- Textbooks: Dropped from a high of $88.15 to $47.86 in the most recent budget adjustments
- Voucher funding increases until until yearly funding is $145 million in 2027-28
- 2018-2019 budget adjustments added an additional $10 million to Opportunity Scholarships and $3 million to Education Saving Accounts
- Newest budget adjustments continue planned cuts in the amounts of $4 million from central office budget and $5 million from DPI’s budget
- 2018-2019 budget adjustments also set beginning teacher salary at $3,500 per month. Increases by $100/ month for each year of service until year 15.
- Years 15-24 teachers earn base salary of $5,000 per month. Salary schedule frozen here until 25+ years, when the monthly salary would be $5,200 per month.

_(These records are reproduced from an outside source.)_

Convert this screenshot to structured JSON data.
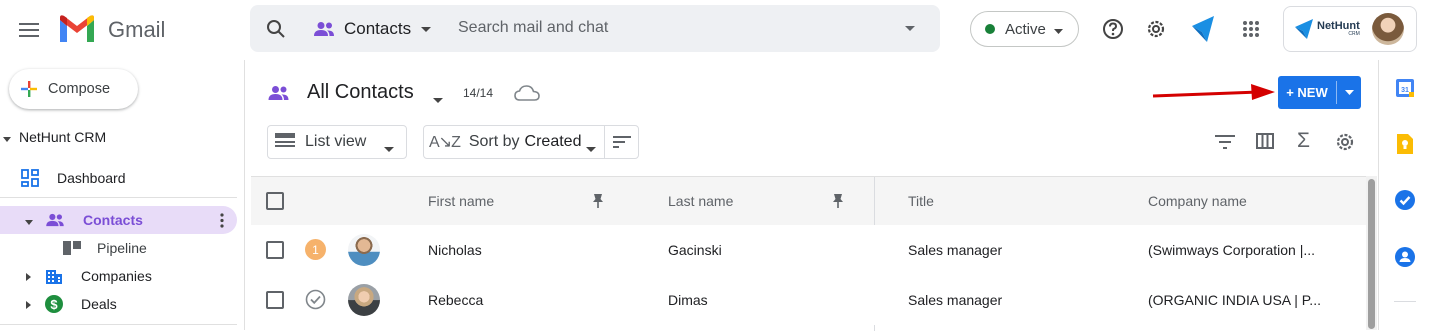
{
  "header": {
    "app_name": "Gmail",
    "search_scope": "Contacts",
    "search_placeholder": "Search mail and chat",
    "status": "Active",
    "brand_name": "NetHunt",
    "brand_sub": "CRM"
  },
  "sidebar": {
    "compose_label": "Compose",
    "section_title": "NetHunt CRM",
    "items": [
      {
        "label": "Dashboard"
      },
      {
        "label": "Contacts"
      },
      {
        "label": "Pipeline"
      },
      {
        "label": "Companies"
      },
      {
        "label": "Deals"
      }
    ]
  },
  "main": {
    "view_title": "All Contacts",
    "record_count": "14/14",
    "new_button_label": "+ NEW",
    "list_view_label": "List view",
    "sort_prefix": "Sort by",
    "sort_field": "Created",
    "columns": [
      "First name",
      "Last name",
      "Title",
      "Company name"
    ],
    "rows": [
      {
        "badge": "1",
        "first_name": "Nicholas",
        "last_name": "Gacinski",
        "title": "Sales manager",
        "company": "(Swimways Corporation |..."
      },
      {
        "badge": "",
        "first_name": "Rebecca",
        "last_name": "Dimas",
        "title": "Sales manager",
        "company": "(ORGANIC INDIA USA | P..."
      }
    ]
  },
  "colors": {
    "accent_blue": "#1a73e8",
    "contacts_purple": "#7b4ed6",
    "active_green": "#188038",
    "badge_orange": "#f6b26b",
    "arrow_red": "#d40000",
    "selected_bg": "#e8dcf8"
  },
  "icons": {
    "calendar": "calendar-icon",
    "keep": "keep-icon",
    "tasks": "tasks-icon",
    "contacts": "contacts-icon"
  }
}
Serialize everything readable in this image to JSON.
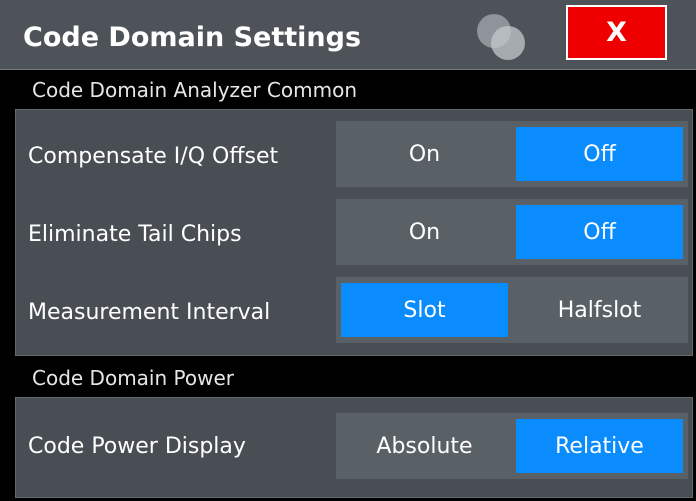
{
  "dialog": {
    "title": "Code Domain Settings",
    "close_label": "X"
  },
  "colors": {
    "titlebar_bg": "#4d5358",
    "close_bg": "#ee0000",
    "panel_bg": "#484e53",
    "toggle_bg": "#5a6166",
    "active_option": "#0a8cff"
  },
  "sections": [
    {
      "header": "Code Domain Analyzer Common",
      "rows": [
        {
          "label": "Compensate I/Q Offset",
          "options": [
            "On",
            "Off"
          ],
          "selected": "Off"
        },
        {
          "label": "Eliminate Tail Chips",
          "options": [
            "On",
            "Off"
          ],
          "selected": "Off"
        },
        {
          "label": "Measurement Interval",
          "options": [
            "Slot",
            "Halfslot"
          ],
          "selected": "Slot"
        }
      ]
    },
    {
      "header": "Code Domain Power",
      "rows": [
        {
          "label": "Code Power Display",
          "options": [
            "Absolute",
            "Relative"
          ],
          "selected": "Relative"
        }
      ]
    }
  ]
}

In the NEA’s 2018 ranking of states’ education spending, NC ranked 39th in per pupil funding which puts us approximately in the bottom 30% in the Southeast. Here’s a comparison chart of current and coming state & local K-12 expenditures in the Southeast.
|State||2016-17 per pupil funding||National Rank||Estimated 2018 per pupil funding|
Funding for other classroom needs, like textbooks, supplies, and teaching assistants, is almost $1 billion less than it was before the recession began, according to NCDPI. By the same token, the gap between local per pupil expenditures in richer counties and poorer counties has grown since the late 90s when the state started providing extra money to low-wealth counties because of the Leandro decision. The Public School Forum of NC recently calculated that “The spending gap between the top-ten spending and bottom-ten spending counties has grown from $1,094 in 1997 to the current gap of $2,364 per student. Significantly, this gap has widened every year since 2011 and 18 of the past 20 years.” All of North Carolina’s real public education funding declines reflects the state’s ongoing prioritizing of tax cuts for the wealthiest citizens over investments in the people and the future of this state.
Last updated June 10, 2018